On the day I discovered the downy woodpecker, the hole she had made was only large enough to fit the front half of her body. However, by the following day, the entire bird could disappear within. So much labor went into the creation of a home for future offspring. Although male and female downy woodpeckers typically build nests together, I saw only the female working on this one. The male was nearby, but she was the one pecking away at the wood.
When excavation is complete — a job that can take up to two weeks — the female will lay a clutch of three to eight eggs. At that point, the father steps in to do the majority of incubating. I always find it intriguing how differently nature divvies up parenting chores. In some species, females do all the work. In others, it’s the male. Often both parents share the responsibilities of bringing children into the world.

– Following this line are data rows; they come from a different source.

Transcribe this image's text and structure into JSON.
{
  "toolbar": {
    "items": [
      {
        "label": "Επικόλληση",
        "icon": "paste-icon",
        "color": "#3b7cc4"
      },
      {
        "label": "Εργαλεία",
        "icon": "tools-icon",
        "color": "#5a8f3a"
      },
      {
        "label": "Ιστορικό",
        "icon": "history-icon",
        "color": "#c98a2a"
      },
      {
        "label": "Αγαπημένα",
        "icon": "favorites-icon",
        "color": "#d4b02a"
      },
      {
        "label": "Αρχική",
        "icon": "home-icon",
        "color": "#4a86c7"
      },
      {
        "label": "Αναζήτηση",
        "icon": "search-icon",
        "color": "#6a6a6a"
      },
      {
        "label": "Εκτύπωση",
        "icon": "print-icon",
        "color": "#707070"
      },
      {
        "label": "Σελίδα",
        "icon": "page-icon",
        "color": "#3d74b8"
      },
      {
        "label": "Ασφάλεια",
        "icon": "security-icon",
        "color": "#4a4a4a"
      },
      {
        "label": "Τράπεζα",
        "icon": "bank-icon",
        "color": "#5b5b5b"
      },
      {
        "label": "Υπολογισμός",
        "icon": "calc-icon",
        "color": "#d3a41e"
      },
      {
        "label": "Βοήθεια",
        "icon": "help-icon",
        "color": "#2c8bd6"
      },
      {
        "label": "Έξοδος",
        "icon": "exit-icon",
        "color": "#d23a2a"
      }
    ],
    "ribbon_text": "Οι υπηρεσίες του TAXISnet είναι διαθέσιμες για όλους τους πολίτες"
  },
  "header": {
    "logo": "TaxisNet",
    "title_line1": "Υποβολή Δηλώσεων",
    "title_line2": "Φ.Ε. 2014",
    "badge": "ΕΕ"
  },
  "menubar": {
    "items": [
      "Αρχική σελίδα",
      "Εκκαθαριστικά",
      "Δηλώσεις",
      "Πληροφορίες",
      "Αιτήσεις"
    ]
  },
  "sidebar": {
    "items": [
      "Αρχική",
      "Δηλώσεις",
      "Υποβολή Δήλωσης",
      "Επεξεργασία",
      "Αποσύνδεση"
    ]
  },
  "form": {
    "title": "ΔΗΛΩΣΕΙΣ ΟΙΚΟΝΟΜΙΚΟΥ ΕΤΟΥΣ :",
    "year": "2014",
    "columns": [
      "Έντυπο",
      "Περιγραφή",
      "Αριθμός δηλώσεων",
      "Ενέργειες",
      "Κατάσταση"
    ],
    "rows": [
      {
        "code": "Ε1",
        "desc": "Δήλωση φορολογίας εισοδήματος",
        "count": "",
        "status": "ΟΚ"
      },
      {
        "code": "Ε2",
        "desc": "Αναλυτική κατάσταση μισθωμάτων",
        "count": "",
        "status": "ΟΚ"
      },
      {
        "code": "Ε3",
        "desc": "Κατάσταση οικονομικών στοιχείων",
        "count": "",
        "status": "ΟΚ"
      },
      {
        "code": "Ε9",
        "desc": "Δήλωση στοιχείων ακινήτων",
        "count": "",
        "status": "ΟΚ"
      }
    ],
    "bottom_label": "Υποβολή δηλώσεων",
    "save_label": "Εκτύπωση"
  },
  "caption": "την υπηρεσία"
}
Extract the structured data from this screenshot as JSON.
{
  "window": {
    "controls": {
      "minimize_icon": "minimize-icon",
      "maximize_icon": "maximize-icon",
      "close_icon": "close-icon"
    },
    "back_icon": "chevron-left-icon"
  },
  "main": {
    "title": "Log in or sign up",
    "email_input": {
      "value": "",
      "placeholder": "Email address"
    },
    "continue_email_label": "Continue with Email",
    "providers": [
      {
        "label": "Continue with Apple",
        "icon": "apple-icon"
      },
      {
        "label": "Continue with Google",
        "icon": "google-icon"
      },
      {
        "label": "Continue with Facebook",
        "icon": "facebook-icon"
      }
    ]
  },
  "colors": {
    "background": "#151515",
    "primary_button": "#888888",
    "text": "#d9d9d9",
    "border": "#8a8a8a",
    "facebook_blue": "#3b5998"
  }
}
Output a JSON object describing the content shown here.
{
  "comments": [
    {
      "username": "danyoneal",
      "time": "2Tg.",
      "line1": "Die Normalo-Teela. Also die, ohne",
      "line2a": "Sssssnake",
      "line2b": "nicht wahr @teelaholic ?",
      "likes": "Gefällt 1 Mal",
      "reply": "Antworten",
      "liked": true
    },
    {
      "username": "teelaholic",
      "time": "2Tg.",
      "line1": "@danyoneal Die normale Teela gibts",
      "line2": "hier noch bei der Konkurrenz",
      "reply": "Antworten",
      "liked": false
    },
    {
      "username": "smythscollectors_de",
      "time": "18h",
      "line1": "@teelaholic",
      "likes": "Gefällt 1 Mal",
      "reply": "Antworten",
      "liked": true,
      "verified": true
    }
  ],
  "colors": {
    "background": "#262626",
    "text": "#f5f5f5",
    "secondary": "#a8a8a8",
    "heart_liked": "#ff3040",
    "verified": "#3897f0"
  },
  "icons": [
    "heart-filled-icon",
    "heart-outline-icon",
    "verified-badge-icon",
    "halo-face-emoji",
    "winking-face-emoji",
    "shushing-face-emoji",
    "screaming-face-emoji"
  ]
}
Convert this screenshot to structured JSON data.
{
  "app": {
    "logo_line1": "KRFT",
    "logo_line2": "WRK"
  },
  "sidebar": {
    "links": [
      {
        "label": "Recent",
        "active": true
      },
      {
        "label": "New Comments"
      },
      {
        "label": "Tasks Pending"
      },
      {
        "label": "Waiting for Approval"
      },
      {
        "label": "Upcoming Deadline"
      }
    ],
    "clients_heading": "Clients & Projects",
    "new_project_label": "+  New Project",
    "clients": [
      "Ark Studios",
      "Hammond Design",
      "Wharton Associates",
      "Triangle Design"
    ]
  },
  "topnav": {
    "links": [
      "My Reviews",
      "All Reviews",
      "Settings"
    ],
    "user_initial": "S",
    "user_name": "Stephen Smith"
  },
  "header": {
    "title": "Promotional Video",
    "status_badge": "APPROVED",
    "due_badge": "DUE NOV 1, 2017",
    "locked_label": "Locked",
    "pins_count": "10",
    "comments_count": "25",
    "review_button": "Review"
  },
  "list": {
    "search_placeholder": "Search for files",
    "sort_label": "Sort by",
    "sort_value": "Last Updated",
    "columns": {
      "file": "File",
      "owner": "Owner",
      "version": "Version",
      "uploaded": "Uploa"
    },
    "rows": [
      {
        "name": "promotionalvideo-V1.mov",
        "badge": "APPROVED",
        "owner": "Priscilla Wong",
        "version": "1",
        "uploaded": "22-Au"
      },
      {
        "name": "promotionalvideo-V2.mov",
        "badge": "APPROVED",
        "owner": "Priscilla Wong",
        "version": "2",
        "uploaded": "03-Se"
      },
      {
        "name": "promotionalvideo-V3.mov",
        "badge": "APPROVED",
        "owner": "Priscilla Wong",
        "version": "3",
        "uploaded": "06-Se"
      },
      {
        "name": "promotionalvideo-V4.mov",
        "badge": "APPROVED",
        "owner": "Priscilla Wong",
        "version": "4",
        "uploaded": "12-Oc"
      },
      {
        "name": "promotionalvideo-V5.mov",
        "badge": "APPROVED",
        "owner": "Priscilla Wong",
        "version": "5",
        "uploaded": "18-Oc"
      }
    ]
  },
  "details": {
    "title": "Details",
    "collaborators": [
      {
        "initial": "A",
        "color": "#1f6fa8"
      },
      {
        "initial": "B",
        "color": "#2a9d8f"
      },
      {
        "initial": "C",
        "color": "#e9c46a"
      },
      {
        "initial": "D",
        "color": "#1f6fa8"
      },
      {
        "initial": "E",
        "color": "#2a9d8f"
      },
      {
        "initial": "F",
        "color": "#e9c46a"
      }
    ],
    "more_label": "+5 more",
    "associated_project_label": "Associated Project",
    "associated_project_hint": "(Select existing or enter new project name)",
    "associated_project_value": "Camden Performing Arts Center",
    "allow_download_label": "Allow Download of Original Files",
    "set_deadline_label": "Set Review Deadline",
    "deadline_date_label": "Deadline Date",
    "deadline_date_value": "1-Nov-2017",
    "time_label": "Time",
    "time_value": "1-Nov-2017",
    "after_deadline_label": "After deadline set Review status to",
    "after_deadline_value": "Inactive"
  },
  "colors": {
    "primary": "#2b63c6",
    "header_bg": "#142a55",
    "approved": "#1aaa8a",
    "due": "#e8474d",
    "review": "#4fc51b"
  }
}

When the downy woodpecker eggs hatch, both parents will struggle to feed their brood. Yet, despite their best efforts, only one or two of their babies will survive. That often happens with baby sandhill cranes, too. The mother crane usually lays two eggs, but only one chick tends to survive. I can’t help but wonder if they feel sad.
The third parent I’ve been thinking of lately is another woodpecker. A family of pileated woodpeckers lives in a dead slash pine across the lake from my home. Several weeks ago, I noticed several large holes drilled in a snag and shortly after, saw a male pileated woodpecker land on the tree before entering the hole. Although I assumed the birds were nesting within, I didn’t know for sure until I chanced upon a magical moment a few days ago.
As I was setting up my tripod in the forest in the late afternoon, a female pileated woodpecker flew to the snag. As I watched through my camera, two red-topped heads appeared as their mother approached.
Although I don’t pretend to speak bird, unmistakable cries of “Feed me!” filled the air. Mama bird did her best to satisfy the baby birds’ demands. Nonetheless, one offspring craved more. How do I know? I saw the baby bird peck his mother in the chest with his not-so-tiny beak. Yet, despite his rude and perhaps painful reproach, mother bird did nothing more than reposition herself. She neither erupted in anger as I’ve seen human parents do, nor did she retaliate or disappear. She simply moved out of his way.
You don’t have to look far to see examples of what it means to be a good mom. You don’t need a special gift, card or sentiment to express the wonder that is a mother’s love. Mother’s Day may be around the corner but in nature, lessons in mothering go on every day.